This post is by Hank Kim for Accordant Media.
One of the byproducts of modern digital technology has been the unprecedented influx of engineering and Silicon Valley skill sets into the advertising industry. As Fortune 500 brand marketers and their traditional agency partners work hard to adapt to the mercurial evolution of digital marketing, the sector is rife with venture capital dollars supporting technology start-ups that harken back to the exuberance of the dot.com era in the late 90’s-early aughts.
One company that has carved out a unique position in the ad tech marketplace both in terms of its launch strategy and its heritage is Accordant Media. Accordant is a programmatic media company that partners with both established media buying agencies and, increasingly, directly with brands to execute the most effective, efficient and micro-targeted digital advertising campaigns.
As a private start-up now marking its fourth year, Accordant works outside of the global Madison Avenue holding company system of “trading desks” — companies who plan, buy and optimize advertising in an increasingly realtime biddable marketplace (RTB) where media buys are automated by sophisticated algorithms akin to how Wall Street has operated for generations — but was started and led by two holding company veterans, CEO Art Muldoon and COO Matt Greitzer.
Muldoon and Greitzer originally worked together at Avenue A | Razorfish in 2002, a full service digital agency now owned by Paris-based ad holding company Publicis. Muldoon was the general manger of the New York office, and Greitzer led the search engine marketing practice.
At a Razorfish reunion dinner in the late aughts, the two men realized a common purpose and mindset about what traditional digital agencies were lacking as stewards to their brand marketers in this increasingly complex programmatic media buying marketplace, and the Eureka moment occurred, leading to a series of informal, after-hours brainstorming sessions at coffee shops. Through these meetings, it became apparent that they had the vision to fill a marketplace need.
“We recognized that the premise of marketing was broken in terms of media buying,” said Muldoon. “Agencies were and continue to have trouble grasping the changes brought by data and technology and client demands for reaching audiences in a fragmented, programmatic market. The epiphany was that we could solve for data, technology and expertise to deliver advertising in a more electronically-driven environment.”
Muldoon and Greitzer shared entrepreneurial pasts — each had success at previous companies in launching new divisions and products where digital media was being disruptive. So launching their own enterprise was a natural evolutionary step in his career. As Greitzer recalled, “A this stage of our careers, we had developed many great relationships with marketers and agencies so there was a credible opportunity to recruit a team and create external excitement for the Accordant value proposition.”
No to Venture Capital
One of the notable things about Accordant is how they eschewed the common ad tech funding route of wining and dining the venture capital and private equity communities. Instead Muldoon and Greitzer decided to start and grow the company in a lightly capitalized manner, bootstrapping the company in its first year with only angel investors on board. “We were in the enviable position of not having to raise external capital because we leveraged our industry relationships to get client attention.
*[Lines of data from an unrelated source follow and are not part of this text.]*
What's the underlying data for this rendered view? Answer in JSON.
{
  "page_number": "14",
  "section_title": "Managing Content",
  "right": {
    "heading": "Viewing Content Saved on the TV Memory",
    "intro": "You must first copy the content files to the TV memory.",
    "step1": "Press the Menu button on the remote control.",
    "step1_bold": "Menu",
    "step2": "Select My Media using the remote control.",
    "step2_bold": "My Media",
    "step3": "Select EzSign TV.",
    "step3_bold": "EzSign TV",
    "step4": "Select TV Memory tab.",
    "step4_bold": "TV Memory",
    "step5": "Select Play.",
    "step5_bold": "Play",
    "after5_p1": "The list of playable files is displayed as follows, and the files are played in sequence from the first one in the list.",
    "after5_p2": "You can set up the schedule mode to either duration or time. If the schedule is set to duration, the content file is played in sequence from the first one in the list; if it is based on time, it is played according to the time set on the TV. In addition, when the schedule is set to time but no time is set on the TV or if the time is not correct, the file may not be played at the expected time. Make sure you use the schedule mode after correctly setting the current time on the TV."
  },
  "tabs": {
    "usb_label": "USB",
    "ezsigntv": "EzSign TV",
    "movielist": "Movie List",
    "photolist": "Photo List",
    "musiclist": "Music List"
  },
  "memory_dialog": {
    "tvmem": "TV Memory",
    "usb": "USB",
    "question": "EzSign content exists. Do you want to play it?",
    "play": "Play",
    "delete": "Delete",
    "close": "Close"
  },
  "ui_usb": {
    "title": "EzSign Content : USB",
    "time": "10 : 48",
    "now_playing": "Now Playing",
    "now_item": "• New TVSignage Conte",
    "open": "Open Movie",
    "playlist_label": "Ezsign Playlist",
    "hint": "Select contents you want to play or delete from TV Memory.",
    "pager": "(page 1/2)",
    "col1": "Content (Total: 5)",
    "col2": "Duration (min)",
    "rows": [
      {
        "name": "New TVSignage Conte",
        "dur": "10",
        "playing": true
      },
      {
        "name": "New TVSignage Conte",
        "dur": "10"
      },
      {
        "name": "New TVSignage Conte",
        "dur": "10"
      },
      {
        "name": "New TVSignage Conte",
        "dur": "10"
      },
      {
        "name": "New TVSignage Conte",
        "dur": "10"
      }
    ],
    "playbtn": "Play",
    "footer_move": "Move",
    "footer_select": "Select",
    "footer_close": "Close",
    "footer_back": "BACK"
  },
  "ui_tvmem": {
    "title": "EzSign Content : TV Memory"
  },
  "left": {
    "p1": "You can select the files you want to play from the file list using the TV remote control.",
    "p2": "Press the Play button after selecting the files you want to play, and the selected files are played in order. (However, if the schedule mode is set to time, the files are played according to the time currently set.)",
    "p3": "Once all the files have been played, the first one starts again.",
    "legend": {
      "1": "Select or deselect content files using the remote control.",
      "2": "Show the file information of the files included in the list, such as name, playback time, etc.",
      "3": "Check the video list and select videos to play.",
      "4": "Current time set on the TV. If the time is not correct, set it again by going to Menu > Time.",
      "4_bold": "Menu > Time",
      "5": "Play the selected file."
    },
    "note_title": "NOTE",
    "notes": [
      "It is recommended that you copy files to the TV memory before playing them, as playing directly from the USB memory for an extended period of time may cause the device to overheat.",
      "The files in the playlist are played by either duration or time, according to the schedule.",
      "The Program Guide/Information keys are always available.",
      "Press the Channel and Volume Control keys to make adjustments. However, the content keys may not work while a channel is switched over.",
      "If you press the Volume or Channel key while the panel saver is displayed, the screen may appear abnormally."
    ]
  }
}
We didn’t have to go through the typical startup phase of not generating revenue. We thought our rolodex was as good or better than what any marquee VC would offer,“ said Muldoon.
The two don’t rule out the possibility of raising venture funds down the line for strategic reasons, but they have no current plans to do so considering Accordant has been profitable for the past two years and can fund technology investments with cash flow.
In a highly technical and seemingly commoditized space, the challenge of positioning and distinguishing one’s brand can crush companies. Accordant’s early success can be attributed in large part to the founders’ ability to set a clear, decisive vision for what the company is and offers. As Muldoon relates, the focus has been on working with premium marketers and media agencies and avoiding the temptation of client work that was outside the goal of being white glove solutions for brands.
An important part of brand-building lies in how a new company conducts its recruiting efforts. According to Muldoon and Greitzer, the digital advertising world is evolving in a way that now requires companies to hire marketing practitioners with a new, multi-faceted skill set. Engineers, software developers and data scientists are increasingly gaining currency in advertising. “Not only are we looking for great client strategists, but also brilliant technicalists and data modelers. Both roles are critical to success in the programmatic media environment” said Greitzer. “The team has come together and a true culture is forming.” There are currently 50 staffers with offices in New York, San Francisco and soon in Chicago.
Every ad tech entrepreneur will tell you that the industry is moving at such a fast pace that the need to constantly stay ahead of the changes is both exhilarating and exhausting. “Over the next 5 years, the role of brand chief marketing officers will require those folks to have a stronger grasp of technology, data and analytics,” said Muldoon. “We believe our go-to-market approach as a white glove programmatic media expert will be very scalable beyond the North American market. Don’t be surprised to see us in EMEA, Latin America and Asia-Pacific.”